You know those books that you read and enjoy while you’re reading them, but when you’re finished you struggle – even when it’s only days later – to recall much about them?
The Business is one of those books.
I’ve put off reviewing this for a while largely because I wanted to write something worthwhile, but was finding it difficult to think of anything to say about the work. So now: let’s get to it.
It’s an airport novel. Let’s be frank. It’s designed to be inhaled and forgotten, I think, so it’s fitting I bought and read it while on holiday. The writing isn’t bad, by any means, and the story is so-so – it’s just that it fails to leave much of an impact, which is a shame given the setup Banks provides.

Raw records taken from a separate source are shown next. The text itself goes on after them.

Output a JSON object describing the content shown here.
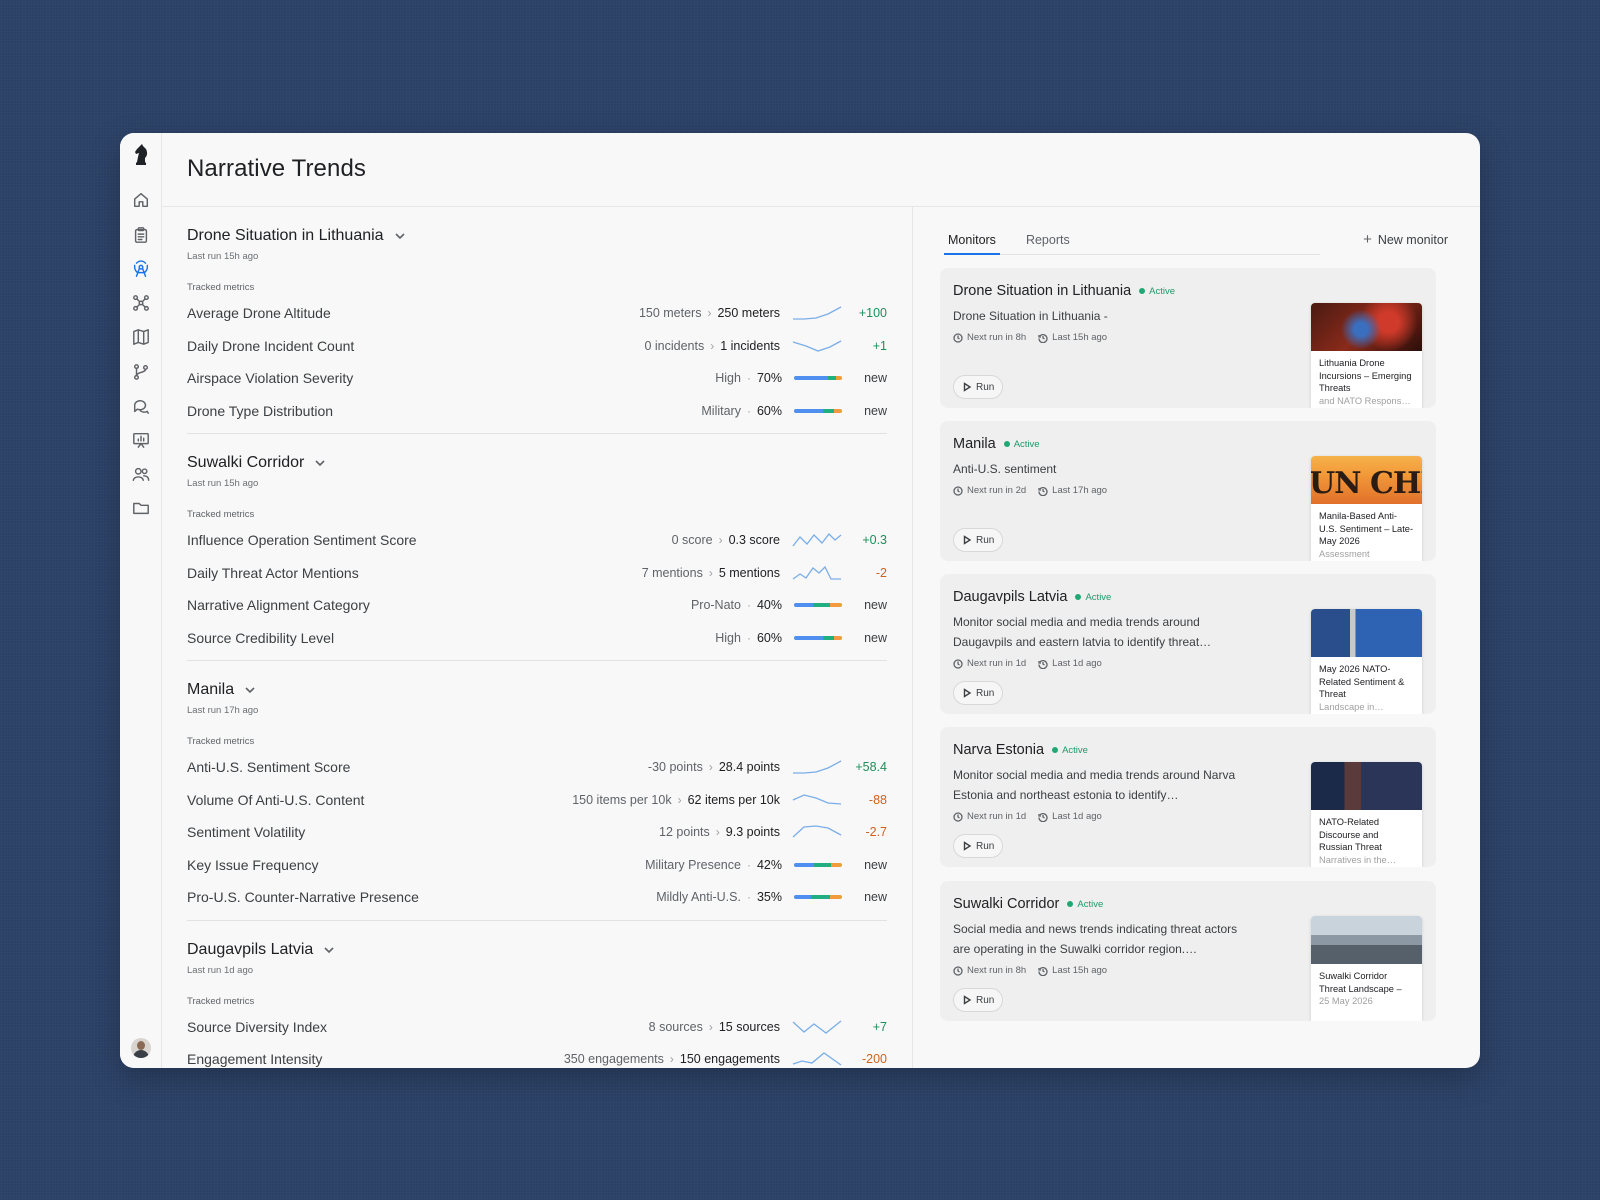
{
  "page": {
    "title": "Narrative Trends"
  },
  "rail": {
    "items": [
      "home-icon",
      "clipboard-icon",
      "broadcast-icon",
      "graph-icon",
      "map-icon",
      "branch-icon",
      "chat-icon",
      "presentation-icon",
      "people-icon",
      "folder-icon"
    ],
    "active": "broadcast-icon"
  },
  "trends": {
    "groups": [
      {
        "title": "Drone Situation in Lithuania",
        "last_run": "Last run 15h ago",
        "metrics_label": "Tracked metrics",
        "metrics": [
          {
            "name": "Average Drone Altitude",
            "from": "150 meters",
            "to": "250 meters",
            "delta": "+100",
            "trend": "up"
          },
          {
            "name": "Daily Drone Incident Count",
            "from": "0 incidents",
            "to": "1 incidents",
            "delta": "+1",
            "trend": "valley"
          },
          {
            "name": "Airspace Violation Severity",
            "category": "High",
            "share": "70%",
            "delta": "new"
          },
          {
            "name": "Drone Type Distribution",
            "category": "Military",
            "share": "60%",
            "delta": "new"
          }
        ]
      },
      {
        "title": "Suwalki Corridor",
        "last_run": "Last run 15h ago",
        "metrics_label": "Tracked metrics",
        "metrics": [
          {
            "name": "Influence Operation Sentiment Score",
            "from": "0 score",
            "to": "0.3 score",
            "delta": "+0.3",
            "trend": "zigzag-up"
          },
          {
            "name": "Daily Threat Actor Mentions",
            "from": "7 mentions",
            "to": "5 mentions",
            "delta": "-2",
            "trend": "zigzag-down"
          },
          {
            "name": "Narrative Alignment Category",
            "category": "Pro-Nato",
            "share": "40%",
            "delta": "new"
          },
          {
            "name": "Source Credibility Level",
            "category": "High",
            "share": "60%",
            "delta": "new"
          }
        ]
      },
      {
        "title": "Manila",
        "last_run": "Last run 17h ago",
        "metrics_label": "Tracked metrics",
        "metrics": [
          {
            "name": "Anti-U.S. Sentiment Score",
            "from": "-30 points",
            "to": "28.4 points",
            "delta": "+58.4",
            "trend": "up"
          },
          {
            "name": "Volume Of Anti-U.S. Content",
            "from": "150 items per 10k",
            "to": "62 items per 10k",
            "delta": "-88",
            "trend": "hump-down"
          },
          {
            "name": "Sentiment Volatility",
            "from": "12 points",
            "to": "9.3 points",
            "delta": "-2.7",
            "trend": "plateau"
          },
          {
            "name": "Key Issue Frequency",
            "category": "Military Presence",
            "share": "42%",
            "delta": "new"
          },
          {
            "name": "Pro-U.S. Counter-Narrative Presence",
            "category": "Mildly Anti-U.S.",
            "share": "35%",
            "delta": "new"
          }
        ]
      },
      {
        "title": "Daugavpils Latvia",
        "last_run": "Last run 1d ago",
        "metrics_label": "Tracked metrics",
        "metrics": [
          {
            "name": "Source Diversity Index",
            "from": "8 sources",
            "to": "15 sources",
            "delta": "+7",
            "trend": "w"
          },
          {
            "name": "Engagement Intensity",
            "from": "350 engagements",
            "to": "150 engagements",
            "delta": "-200",
            "trend": "peak"
          }
        ]
      }
    ]
  },
  "monitors": {
    "tabs": [
      "Monitors",
      "Reports"
    ],
    "active_tab": "Monitors",
    "new_label": "New monitor",
    "run_label": "Run",
    "cards": [
      {
        "title": "Drone Situation in Lithuania",
        "status": "Active",
        "desc": "Drone Situation in Lithuania -",
        "next": "Next run in 8h",
        "last": "Last 15h ago",
        "report": {
          "title": "Lithuania Drone Incursions – Emerging Threats",
          "fade": "and NATO Respons…"
        }
      },
      {
        "title": "Manila",
        "status": "Active",
        "desc": "Anti-U.S. sentiment",
        "next": "Next run in 2d",
        "last": "Last 17h ago",
        "report": {
          "title": "Manila-Based Anti-U.S. Sentiment – Late-May 2026",
          "fade": "Assessment",
          "banner": "UN CHRO"
        }
      },
      {
        "title": "Daugavpils Latvia",
        "status": "Active",
        "desc": "Monitor social media and media trends around Daugavpils and eastern latvia to identify threat…",
        "next": "Next run in 1d",
        "last": "Last 1d ago",
        "report": {
          "title": "May 2026 NATO-Related Sentiment & Threat",
          "fade": "Landscape in…"
        }
      },
      {
        "title": "Narva Estonia",
        "status": "Active",
        "desc": "Monitor social media and media trends around Narva Estonia and northeast estonia to identify…",
        "next": "Next run in 1d",
        "last": "Last 1d ago",
        "report": {
          "title": "NATO-Related Discourse and Russian Threat",
          "fade": "Narratives in the…"
        }
      },
      {
        "title": "Suwalki Corridor",
        "status": "Active",
        "desc": "Social media and news trends indicating threat actors are operating in the Suwalki corridor region.…",
        "next": "Next run in 8h",
        "last": "Last 15h ago",
        "report": {
          "title": "Suwalki Corridor Threat Landscape –",
          "fade": "25 May 2026"
        }
      }
    ]
  },
  "colors": {
    "accent": "#1a73e8",
    "positive": "#1e8e5a",
    "negative": "#d0621c",
    "active": "#20a874"
  }
}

The book is told from the perspective of Kate Telman, an executive in a shadowy, eons-old corporation known only as The Business. The Business is keen to own a nation state, so that it can have access to the workings of the United Nations, so there’s a geopolitical slant to what could otherwise be just a fairly standard shadowy-cabal-rules-world-secretly-until-this-character-rises-up kind of work.
Unfortunately, the blurb (or the imaginings you’re having based on the blurb) is probably more ultimately satisfying than what we’re given. There’s plenty of memorable scenes (almost crashing in a tiny mountain state, SCUD-collecting stories) and characters (though they tend towards the stereotypical: inscrutable businessmen, faintly daft avuncular types, sleazy Princes who have a heart of gold, really) but I just wasn’t too sold on the story, or on Telman’s character.
The lead’s background is well drawn, but some of the day-to-day descriptions seem a bit forced. She’s someone I really liked, and wanted to learn more about, but I couldn’t escape the feeling that it was a dude writing a woman without really asking any what it’s like.
Essentially, the story seems to boil down to a kind of factional contest within The Business, which was a disappointment. It seems a waste to have an all-powerful conglomerate (and an undeniably interesting stolen-tooth opening) and then to have the bulk of the story focus on territorial pissings. The ending sort of stumbled along, and I was left with the distinct impression that Banks had a great idea for a story, but then phoned it in when he had to actually write the fucking thing.
It sounds like I’m pretty down on this. I am, I guess – not because it was bad, but because it could be so much better. It’s still enjoyable in a holiday/waiting room kind of mode, but so is candyfloss: it doesn’t bear much reflection afterwards, and you probably wouldn’t want to have to chew through it every day.